Whisky, it’s synonymous with Scotland and if you’ve never had a dram then right now is the best time to start. It’s 10am you say? Too early for whisky? I can’t quite hear you over the taste of this fine single malt and the violent tremor in my hands.
Scotland has nearly 100 distilleries to choose from, each producing numerous different whiskies, all with a fairly unique flavour. The amber liquid can be roughly categorised by region though, and whiskies within these regions tend to have a similar flavour. Speyside (on the river Spey) whiskies tend to be quite light, floral with a lot of flavours from the barley and cask. Highland whiskies (from the highlands, funnily enough) tend to be a pretty mixed bag covering half of Scotland – on the whole rich in flavour and peaty. Lowland (South of the M8) whiskies tend to be rather fruity. Triple distilled, they have a less robust taste, making them good for beginners. Islands (and Islay) tend to have a fairly peaty smoky flavour with lashings of sea water for good measure. I mention Islay by name as it’s generally something of a Mecca for whisky drinkers, excusing the fact that no-one going to Mecca would be drinking alcohol.
Whisky is produced in some of the most beautiful, god-forsaken places in Scotland. Force 10 gales with near-horizontal rain means lots of water to make whisky with; mile upon mile of barren land means lots of peat for flavour; and lots of high cliffs means an escape if it all gets too much. In all honesty though these places are truly glorious when the sun is shining and there’s no better smell than a still house on a warm summer day.
A distillery turns water and malted barley into something greater than the sum of its parts*. The process is relatively simple: barley is soaked, this forms sugars which it’ll use to grow; it’s heated (using hot air or smoke) to stop it growing; then you smash the malt to get the sugar out, use more water to dissolve – then add yeast, ferment, distill and leave for at least 3 years. Done.

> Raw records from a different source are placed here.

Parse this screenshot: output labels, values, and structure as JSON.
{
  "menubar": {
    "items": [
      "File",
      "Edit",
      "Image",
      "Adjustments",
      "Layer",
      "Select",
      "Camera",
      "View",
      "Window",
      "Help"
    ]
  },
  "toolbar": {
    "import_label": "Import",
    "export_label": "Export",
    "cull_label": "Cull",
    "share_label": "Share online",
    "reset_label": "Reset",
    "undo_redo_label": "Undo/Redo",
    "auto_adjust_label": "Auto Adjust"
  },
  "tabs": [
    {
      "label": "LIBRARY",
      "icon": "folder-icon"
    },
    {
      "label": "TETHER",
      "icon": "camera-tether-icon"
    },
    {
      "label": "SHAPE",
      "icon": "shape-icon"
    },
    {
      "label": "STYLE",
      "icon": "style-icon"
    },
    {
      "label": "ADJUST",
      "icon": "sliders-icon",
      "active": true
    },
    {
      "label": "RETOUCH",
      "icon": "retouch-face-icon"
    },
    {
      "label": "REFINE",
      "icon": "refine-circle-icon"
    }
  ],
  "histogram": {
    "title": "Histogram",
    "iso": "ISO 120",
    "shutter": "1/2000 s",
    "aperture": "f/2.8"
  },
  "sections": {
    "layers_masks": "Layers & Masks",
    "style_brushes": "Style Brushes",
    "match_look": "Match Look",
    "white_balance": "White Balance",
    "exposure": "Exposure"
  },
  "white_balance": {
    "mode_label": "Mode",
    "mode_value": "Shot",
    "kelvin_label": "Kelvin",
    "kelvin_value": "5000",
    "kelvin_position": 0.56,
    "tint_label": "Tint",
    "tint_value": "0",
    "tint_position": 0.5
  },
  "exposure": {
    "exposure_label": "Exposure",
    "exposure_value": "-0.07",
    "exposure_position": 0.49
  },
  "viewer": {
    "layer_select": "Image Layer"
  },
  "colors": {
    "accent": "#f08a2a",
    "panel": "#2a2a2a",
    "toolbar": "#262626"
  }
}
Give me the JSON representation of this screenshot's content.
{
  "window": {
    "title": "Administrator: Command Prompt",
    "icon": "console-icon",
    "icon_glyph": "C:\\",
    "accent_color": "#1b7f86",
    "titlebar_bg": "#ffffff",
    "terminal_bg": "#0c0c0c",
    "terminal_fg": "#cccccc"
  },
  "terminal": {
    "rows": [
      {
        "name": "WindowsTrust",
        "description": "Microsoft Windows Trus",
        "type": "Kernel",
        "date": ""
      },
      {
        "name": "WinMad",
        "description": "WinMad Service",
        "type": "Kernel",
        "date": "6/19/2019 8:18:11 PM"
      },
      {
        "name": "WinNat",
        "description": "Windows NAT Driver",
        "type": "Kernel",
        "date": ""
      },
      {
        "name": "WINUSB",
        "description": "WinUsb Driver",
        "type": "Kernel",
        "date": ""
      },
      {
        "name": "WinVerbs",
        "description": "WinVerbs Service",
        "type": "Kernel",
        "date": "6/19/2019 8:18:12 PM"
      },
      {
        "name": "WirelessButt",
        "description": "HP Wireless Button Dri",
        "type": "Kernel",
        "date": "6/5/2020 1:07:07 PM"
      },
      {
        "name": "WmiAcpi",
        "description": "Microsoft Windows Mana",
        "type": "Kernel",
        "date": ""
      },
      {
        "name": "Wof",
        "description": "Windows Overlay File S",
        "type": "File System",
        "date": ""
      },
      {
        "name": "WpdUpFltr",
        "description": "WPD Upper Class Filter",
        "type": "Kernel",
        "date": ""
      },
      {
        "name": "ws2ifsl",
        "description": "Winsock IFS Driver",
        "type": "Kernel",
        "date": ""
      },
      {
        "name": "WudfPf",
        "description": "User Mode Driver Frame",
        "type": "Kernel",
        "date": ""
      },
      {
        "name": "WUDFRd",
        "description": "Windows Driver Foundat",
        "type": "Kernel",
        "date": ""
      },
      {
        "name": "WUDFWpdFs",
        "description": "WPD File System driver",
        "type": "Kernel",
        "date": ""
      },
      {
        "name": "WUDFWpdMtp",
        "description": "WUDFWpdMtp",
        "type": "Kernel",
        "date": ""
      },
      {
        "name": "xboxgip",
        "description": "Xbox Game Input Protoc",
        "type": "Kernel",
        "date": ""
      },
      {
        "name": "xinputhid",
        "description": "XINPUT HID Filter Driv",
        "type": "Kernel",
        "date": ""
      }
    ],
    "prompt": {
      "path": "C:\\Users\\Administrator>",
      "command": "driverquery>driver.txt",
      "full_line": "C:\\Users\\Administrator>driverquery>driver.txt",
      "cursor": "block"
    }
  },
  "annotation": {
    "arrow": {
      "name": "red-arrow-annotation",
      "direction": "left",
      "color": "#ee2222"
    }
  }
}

When on a tour ask as many questions as you want, a good tour guide will be happy to answer them, and feel free to ask if you can sample things during the tour, malt, wash and occasionally even the raw spirit are available. If you don’t ask you won’t get, but don’t be rude eh? Some distilleries have rules against taking photos, this is stupid for multiple reasons**, but not something you can get around, it’s a like or lump situation; take advantage where you can and savour the memories where you cant.
Visiting a distillery comes with quite a few benefits: most distilleries have bottles you can only pick up in person, it makes the trip a bit more special; you get to journey through the most picturesque parts of the country; and they normally have free samples. FREE.
If you’ve read day 12 in this series you’ll already want to go to an island, so I recommend Islay. An island with a population of only 3000, and island that has as many distilleries as churches (eight) and, at one point, the most expensive petrol pump in Europe (to mitigate they did a crackin’ ice pole). Islay has the advantage of being relatively close to Glasgow (as the Nazgul flies) and has beaches and other fun summery things. Start your trip with one of the lighter distilleries, say Bunnahabhain (Boon-a–havin’) to get your palate used to the fine amber nectar, work your way through to Bowmore (“come for the whisky…..we have nothing else, I hear Port Ellen is a much nicer village”) and finish with the three peaty monsters on the South coast: Laphroaig, Lagavulin and Ardbeg. These are the most heavily flavoured you’re likely to experience, quite different to one another, and yet separated by one and a half miles. That’s right. You can “experience” as much whisky as you like and still be able to walk home. Hell, a taxi would only be a fiver.
If this is a bit much you can day trip to Arran. Get a train from Central, a ferry from Ardrossan, and you’re there. In fact, go in any direction from Glasgow and you’re likely to hit a distillery. For more info, go to scotlandwhisky.com/Whisky_tours . Notice I say info. I wouldn’t buy anything – that shit costs like £500.
* although forbidden in any scientific field it’s fine if you’re marketing something or just general one of those wankers that uses words like synergy without any hint of humour.
** the flash will cause explosions. WHAT?! They used to heat the flammable liquids with open fires. The sheer non science makes my head ache. Offer to turn your flash off, you will still be turned down. Sad times.